Union honors workers who died over year


LEWISTON — About 150 labor advocates paid tribute to Maine workers who died or were injured on the job in 2009 at the fourth annual Workers Memorial Day observance and May Day breakfast Saturday morning at the Franco-American Heritage Center.

The event, hosted by the Western Maine Labor Council, AFL-CIO and Museum L-A, featured presentations of three awards.

Steven Emmons, coordinator of the two-year-old Restaurant Opportunities Center of Maine, accepted the Workers Solidarity Award, which recognized the group’s outstanding efforts to improve the lives of restaurant workers. 

Noting that restaurant workers include many young employees, Emmons said he was pleased to be among a new generation of labor organizers.

“I’ve been learning the connections we all have in labor movements,” he said.

Danny Fitzsimmons, a longtime union president at the Bates Mill and an advocate who helped fellow laid-off millworkers get back on their feet, received the Frances Perkins Award for his years of union service and for all of the support and assistance he gave to laid-off millworkers.

Gerry Dennison, a Museum L-A board member, presented the award to Fitzsimmons. Dennison was part of the Maine Department of Labor’s Rapid Response Team that went into the Bates Mill when it closed in January 2001 after 149 years. He and others went to talk to the remaining 100 workers on that last day.

“There was one person who stood out and had the respect of all of his co-workers,” Dennison said Saturday. “That was Danny Fitzsimmons, and we immediately hired Danny as a peer support worker.”

Fitzsimmons worked for about a year at the CareerCenter, helping with counseling, job development and placement, and job training. And he entered a training program to change careers. A call from his former boss, Fred Lebel, and his love of the textile industry soon brought him back to the mill and work at Maine Heritage Weavers as a loom technician.

Dennison said, “People like Danny Fitzsimmons and Fred Lebel and others have kept the Bates textile legacy alive with Maine Heritage Weavers.”

Ed Gorham, past president of Maine AFL-CIO, received the Bruce D. Roy Solidarity Award for his years of service to the labor movement in Maine.

Speakers emphasized the importance of reclaiming the original meaning of International May Day, which has a 127-year history.

As attendees rose to their feet in silent tribute to the 29 West Virginia miners recently killed in a mine explosion, the Lewiston Fire Department Honor Guard entered.
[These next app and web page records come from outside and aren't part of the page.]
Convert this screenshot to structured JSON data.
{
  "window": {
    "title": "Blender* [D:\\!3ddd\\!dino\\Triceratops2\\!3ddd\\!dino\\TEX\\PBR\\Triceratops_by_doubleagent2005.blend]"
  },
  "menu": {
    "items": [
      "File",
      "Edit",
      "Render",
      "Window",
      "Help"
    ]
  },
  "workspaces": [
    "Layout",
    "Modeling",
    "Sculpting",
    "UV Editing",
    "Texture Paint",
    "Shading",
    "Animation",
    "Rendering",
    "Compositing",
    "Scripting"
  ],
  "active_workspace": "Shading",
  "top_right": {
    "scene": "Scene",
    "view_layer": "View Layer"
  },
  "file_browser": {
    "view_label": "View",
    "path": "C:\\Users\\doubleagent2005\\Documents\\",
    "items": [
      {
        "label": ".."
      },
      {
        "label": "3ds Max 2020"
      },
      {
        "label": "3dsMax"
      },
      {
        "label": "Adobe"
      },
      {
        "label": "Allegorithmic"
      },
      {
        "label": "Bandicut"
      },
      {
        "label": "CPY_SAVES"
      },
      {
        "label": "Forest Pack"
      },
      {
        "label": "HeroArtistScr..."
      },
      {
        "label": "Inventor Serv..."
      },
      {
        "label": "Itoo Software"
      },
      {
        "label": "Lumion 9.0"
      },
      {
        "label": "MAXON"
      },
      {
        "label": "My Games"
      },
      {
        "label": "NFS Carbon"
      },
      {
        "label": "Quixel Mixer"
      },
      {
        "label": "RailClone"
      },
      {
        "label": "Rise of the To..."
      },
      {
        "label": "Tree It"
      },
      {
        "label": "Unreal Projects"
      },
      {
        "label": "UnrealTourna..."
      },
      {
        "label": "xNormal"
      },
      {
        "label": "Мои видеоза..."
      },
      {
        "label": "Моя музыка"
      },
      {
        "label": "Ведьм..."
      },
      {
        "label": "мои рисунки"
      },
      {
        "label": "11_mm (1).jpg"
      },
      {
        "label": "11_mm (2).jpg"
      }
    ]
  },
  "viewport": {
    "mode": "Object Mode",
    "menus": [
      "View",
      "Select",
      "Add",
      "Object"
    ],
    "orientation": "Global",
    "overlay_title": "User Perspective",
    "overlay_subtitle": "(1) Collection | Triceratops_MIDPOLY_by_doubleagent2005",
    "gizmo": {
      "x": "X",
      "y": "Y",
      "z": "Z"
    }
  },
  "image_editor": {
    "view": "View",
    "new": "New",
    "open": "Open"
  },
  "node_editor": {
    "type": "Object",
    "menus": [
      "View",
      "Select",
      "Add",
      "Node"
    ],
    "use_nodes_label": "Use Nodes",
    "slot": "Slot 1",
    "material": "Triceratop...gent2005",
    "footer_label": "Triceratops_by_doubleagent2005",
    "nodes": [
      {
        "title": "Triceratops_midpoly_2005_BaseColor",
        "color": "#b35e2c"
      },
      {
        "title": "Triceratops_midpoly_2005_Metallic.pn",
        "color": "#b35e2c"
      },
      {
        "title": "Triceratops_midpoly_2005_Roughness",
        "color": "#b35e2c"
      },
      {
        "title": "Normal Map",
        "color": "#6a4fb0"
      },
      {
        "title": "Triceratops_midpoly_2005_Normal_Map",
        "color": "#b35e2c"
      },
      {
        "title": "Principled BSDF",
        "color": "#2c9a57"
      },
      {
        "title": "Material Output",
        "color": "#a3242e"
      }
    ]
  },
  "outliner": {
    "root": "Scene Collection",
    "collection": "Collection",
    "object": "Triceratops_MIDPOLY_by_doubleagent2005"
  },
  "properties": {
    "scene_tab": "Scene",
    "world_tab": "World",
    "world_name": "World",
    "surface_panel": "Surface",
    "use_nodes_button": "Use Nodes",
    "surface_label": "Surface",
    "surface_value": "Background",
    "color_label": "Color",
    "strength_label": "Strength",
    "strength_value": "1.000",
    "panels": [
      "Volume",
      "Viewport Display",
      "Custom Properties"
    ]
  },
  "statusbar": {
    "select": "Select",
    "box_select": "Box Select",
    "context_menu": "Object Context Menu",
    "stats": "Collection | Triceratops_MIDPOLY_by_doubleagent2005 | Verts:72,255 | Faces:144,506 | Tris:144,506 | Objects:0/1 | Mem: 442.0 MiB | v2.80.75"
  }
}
They stood at attention holding flags and fire axes as the names of 33 Maine workers who had died on the job in the past year were read. A bell was sounded for each name and a member of the audience held up a card with the deceased person’s name.

In opening remarks, Western Maine Labor Council President Don Bilodeau called the gathering “a solemn, yet celebratory event.” He said objectives of the May Day breakfast included renewal of commitments for stronger policies protecting workers’ health and safety and celebrating the accomplishments, movements and local history of working people and labor unions.

Rachel Desgrosseilliers, executive director of Museum L-A, said about 1,400 children learned about the heritage of workers in textile mills, shoe factories and brickyards in the Twin Cities through field trips to the museum last year.

“It’s amazing to see their reactions to what work was and still is,” Desgrosseilliers said.

She also reported that rapid progress is being made in the move of the organization and its exhibits to the historic Camden Yarns building adjacent to Simard-Payne Police Memorial Park.

Musician Dave Rowe presented a solo labor concert in the Franco-American Heritage Center concert hall and Marty Perlutter, who counsels and assists laid-off workers, read a poem he wrote about losing a job after 20 years of dedication.